Most boxers want an increase in functional strength with limited gains in mass. This is the exact opposite to body-building. Unfortunately for sports people resistance training in gyms was popularised body-building in the 60's and 70's. This still affects the style of training many people do in gym today including some boxers. Body-building or Hypertrophy Training uses the 12 to 8 rep range while focusing on time under tension slow and controlled. This style is great for increasing muscle mass not so good for functionality and power to weight ratio.

“The nervous system is very specific train fast be fast, train slow be slow”

I believe the most affective type of training a boxer should be doing in the gym is power training. Focusing on strength and speed at the same time. There are 3 main styles of gym based power resistance training you find.

• Light Weight Explosive Training
• Compensatory Acceleration Training
• Combination Training

Light Weight Explosive Training

Light weight explosive training requires a moderate load (Around 30% 1RM) moved as quickly as possible for reps. This style is often used by boxers in the gym who are scared of gaining muscle mass from heavier loads at lower reps. I have a couple of issues with this sort of power training for boxers. Firstly it’s too similar to heavy bad work and body weight plyometrics you get from specific boxing training. You will be doubling up on same sort of training and risk overuse injuries. Secondly, with some exercises at speed you must decelerate the weight at the end of the power curve which will affect power output and will hinder possible adaptation.

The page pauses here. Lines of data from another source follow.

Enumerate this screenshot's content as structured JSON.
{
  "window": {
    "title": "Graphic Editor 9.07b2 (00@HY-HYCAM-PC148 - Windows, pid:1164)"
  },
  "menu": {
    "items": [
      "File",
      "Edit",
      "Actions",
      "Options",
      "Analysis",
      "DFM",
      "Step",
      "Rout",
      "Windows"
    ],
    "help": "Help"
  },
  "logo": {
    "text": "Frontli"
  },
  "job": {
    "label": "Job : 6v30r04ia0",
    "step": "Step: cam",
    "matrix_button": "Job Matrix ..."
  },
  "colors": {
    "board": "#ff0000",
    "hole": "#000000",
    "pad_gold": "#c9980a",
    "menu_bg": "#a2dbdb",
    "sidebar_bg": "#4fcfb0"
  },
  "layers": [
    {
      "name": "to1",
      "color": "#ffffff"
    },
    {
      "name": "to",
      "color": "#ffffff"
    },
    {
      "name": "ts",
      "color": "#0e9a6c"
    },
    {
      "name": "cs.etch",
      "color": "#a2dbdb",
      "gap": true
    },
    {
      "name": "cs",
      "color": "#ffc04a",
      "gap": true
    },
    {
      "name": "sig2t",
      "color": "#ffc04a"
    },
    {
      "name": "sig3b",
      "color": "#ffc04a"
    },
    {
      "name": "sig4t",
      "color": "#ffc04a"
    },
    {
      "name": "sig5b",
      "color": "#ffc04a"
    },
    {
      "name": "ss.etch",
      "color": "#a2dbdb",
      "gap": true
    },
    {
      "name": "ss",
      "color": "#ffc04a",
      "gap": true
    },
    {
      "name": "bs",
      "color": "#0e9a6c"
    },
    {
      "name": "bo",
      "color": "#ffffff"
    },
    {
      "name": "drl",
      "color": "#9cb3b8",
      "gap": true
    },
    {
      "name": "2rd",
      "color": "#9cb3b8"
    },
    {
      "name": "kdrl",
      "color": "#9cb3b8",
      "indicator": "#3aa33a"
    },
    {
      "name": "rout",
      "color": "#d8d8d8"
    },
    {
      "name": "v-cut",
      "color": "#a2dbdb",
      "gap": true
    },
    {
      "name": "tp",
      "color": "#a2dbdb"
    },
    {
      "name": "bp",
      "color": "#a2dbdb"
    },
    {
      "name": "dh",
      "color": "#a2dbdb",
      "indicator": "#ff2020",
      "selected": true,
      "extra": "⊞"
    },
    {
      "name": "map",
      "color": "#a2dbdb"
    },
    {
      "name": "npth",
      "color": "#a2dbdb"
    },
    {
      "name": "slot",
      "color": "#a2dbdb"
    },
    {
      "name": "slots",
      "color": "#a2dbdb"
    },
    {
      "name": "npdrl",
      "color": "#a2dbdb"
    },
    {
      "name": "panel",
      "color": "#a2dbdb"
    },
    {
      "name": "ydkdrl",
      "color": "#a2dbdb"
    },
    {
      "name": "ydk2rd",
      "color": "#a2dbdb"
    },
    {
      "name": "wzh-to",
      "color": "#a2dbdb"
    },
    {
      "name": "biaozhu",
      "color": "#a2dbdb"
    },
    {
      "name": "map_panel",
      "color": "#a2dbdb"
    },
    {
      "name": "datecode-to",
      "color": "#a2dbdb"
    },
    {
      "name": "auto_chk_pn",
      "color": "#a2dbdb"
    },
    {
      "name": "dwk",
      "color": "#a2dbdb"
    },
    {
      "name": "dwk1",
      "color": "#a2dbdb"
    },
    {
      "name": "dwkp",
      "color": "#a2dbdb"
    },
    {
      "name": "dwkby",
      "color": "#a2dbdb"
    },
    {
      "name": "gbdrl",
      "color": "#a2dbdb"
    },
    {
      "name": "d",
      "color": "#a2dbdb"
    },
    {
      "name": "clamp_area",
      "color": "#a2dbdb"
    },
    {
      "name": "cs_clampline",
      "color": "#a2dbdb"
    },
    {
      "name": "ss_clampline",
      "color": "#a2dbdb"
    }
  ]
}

Compensatory Acceleration Training

Compensatory Acceleration Training is a style of strength training whereby the lifter attempts to accelerate as much speed as they can while lifting a very high load.(In this case 85-90% of 1Rep max). The eccentric phase is done in slow and controlled manner. In the concentric phase try to lift as fast as you can. Because of the high load the movement in real term will be slow but when it comes to the nervous system it’s the thought that counts. A velocity based strength training combines both speed with heavy weight training recruits powerful high threshold motor unit and the muscle fibres they activate. This function can be explained by the size principle of motor unit recruitment

boxing power

Fig 1.The Size Principle.

The order of motor unit recruitment is controlled by the size principle. You recruit the small muscle fibres first with the lowest threshold (slow twitch) and the largest muscle fibres with the greatest activation threshold (fast twitch) last. Most muscles in the body are a mix of the different motor unit types. The percentages of unit types will change between different muscle groups and between different individuals depending on their genetics. In mixed muscles containing both fast and slow motor units the slow twitch units will always be used regardless of the magnitude of tension or speed of contraction. Activation of full fast twitch motor unit will be very hard to achieve. With the right style of resistance programming you will see an increase in fast twitch motor unit recruitment giving an increase in power output. Recruiting fast twitch motor units should be a priority for boxing specific training.

Combination Training

Combination training is simply a mixture of light explosive training and Compensatory Acceleration Training. You can try different combination between the two styles for example superset one set of each. ( 1 set 5-3 reps @ 85-95% 1 RM followed by 1 set 15 reps @ 30% 1RM )


  • Gym based resistance training is best used with heavy velocity training for boxing specific punching power.
  • Limit the time spent with endurance or body-building style training
  • Unilateral and asymmetrical exercises should be the main focus.
  • Follow an proper periodised programme specifically designed for boxing




Zatsiorsky, V. M., & Kraemer, W. J. (2006). Science and Practice of Strength Training. (Second Edition). Champaign, IL: Human Kinetics.

 Richard Leonard BSc Sports and Exercise Science

Personal Trainer

M: 07511468490

Web: Personal Training Clifton




Twitter: @LesmillsPT